» Entries from a dataset of interfaces
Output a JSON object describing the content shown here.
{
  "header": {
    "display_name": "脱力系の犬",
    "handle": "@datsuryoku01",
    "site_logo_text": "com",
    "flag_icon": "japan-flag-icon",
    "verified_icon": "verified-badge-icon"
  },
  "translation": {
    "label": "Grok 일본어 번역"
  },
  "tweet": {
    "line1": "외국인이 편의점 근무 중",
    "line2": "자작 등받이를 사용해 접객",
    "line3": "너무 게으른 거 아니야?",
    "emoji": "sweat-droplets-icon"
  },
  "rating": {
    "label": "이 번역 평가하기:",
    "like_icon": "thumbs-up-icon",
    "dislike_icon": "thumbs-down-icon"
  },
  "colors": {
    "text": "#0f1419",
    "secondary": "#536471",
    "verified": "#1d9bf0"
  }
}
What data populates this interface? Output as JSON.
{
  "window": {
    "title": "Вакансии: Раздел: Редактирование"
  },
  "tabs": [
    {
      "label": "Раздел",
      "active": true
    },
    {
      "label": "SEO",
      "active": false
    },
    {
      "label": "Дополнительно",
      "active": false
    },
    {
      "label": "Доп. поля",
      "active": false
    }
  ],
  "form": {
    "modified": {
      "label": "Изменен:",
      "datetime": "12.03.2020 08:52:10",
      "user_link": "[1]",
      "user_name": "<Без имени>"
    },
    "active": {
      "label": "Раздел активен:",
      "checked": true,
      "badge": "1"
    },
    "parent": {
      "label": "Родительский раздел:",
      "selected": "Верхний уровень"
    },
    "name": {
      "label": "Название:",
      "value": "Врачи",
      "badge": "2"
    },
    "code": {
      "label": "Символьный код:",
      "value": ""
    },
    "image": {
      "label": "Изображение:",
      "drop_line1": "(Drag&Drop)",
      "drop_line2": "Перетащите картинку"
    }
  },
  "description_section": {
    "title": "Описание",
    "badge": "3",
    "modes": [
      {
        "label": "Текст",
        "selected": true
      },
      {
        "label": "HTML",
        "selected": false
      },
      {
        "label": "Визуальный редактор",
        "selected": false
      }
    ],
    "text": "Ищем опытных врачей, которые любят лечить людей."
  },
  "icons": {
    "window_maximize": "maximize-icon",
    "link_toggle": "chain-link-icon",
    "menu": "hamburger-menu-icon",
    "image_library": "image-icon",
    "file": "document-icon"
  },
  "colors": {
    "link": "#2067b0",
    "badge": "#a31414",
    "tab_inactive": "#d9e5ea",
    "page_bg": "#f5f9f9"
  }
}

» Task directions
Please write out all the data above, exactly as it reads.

» Result below
Output a JSON object describing the content shown here.
{
  "header": {
    "display_name": "脱力系の犬",
    "handle": "@datsuryoku01",
    "site_logo_text": "com",
    "flag_icon": "japan-flag-icon",
    "verified_icon": "verified-badge-icon"
  },
  "translation": {
    "label": "Grok 일본어 번역"
  },
  "tweet": {
    "line1": "외국인이 편의점 근무 중",
    "line2": "자작 등받이를 사용해 접객",
    "line3": "너무 게으른 거 아니야?",
    "emoji": "sweat-droplets-icon"
  },
  "rating": {
    "label": "이 번역 평가하기:",
    "like_icon": "thumbs-up-icon",
    "dislike_icon": "thumbs-down-icon"
  },
  "colors": {
    "text": "#0f1419",
    "secondary": "#536471",
    "verified": "#1d9bf0"
  }
}
What data populates this interface? Output as JSON.
{
  "window": {
    "title": "Вакансии: Раздел: Редактирование"
  },
  "tabs": [
    {
      "label": "Раздел",
      "active": true
    },
    {
      "label": "SEO",
      "active": false
    },
    {
      "label": "Дополнительно",
      "active": false
    },
    {
      "label": "Доп. поля",
      "active": false
    }
  ],
  "form": {
    "modified": {
      "label": "Изменен:",
      "datetime": "12.03.2020 08:52:10",
      "user_link": "[1]",
      "user_name": "<Без имени>"
    },
    "active": {
      "label": "Раздел активен:",
      "checked": true,
      "badge": "1"
    },
    "parent": {
      "label": "Родительский раздел:",
      "selected": "Верхний уровень"
    },
    "name": {
      "label": "Название:",
      "value": "Врачи",
      "badge": "2"
    },
    "code": {
      "label": "Символьный код:",
      "value": ""
    },
    "image": {
      "label": "Изображение:",
      "drop_line1": "(Drag&Drop)",
      "drop_line2": "Перетащите картинку"
    }
  },
  "description_section": {
    "title": "Описание",
    "badge": "3",
    "modes": [
      {
        "label": "Текст",
        "selected": true
      },
      {
        "label": "HTML",
        "selected": false
      },
      {
        "label": "Визуальный редактор",
        "selected": false
      }
    ],
    "text": "Ищем опытных врачей, которые любят лечить людей."
  },
  "icons": {
    "window_maximize": "maximize-icon",
    "link_toggle": "chain-link-icon",
    "menu": "hamburger-menu-icon",
    "image_library": "image-icon",
    "file": "document-icon"
  },
  "colors": {
    "link": "#2067b0",
    "badge": "#a31414",
    "tab_inactive": "#d9e5ea",
    "page_bg": "#f5f9f9"
  }
}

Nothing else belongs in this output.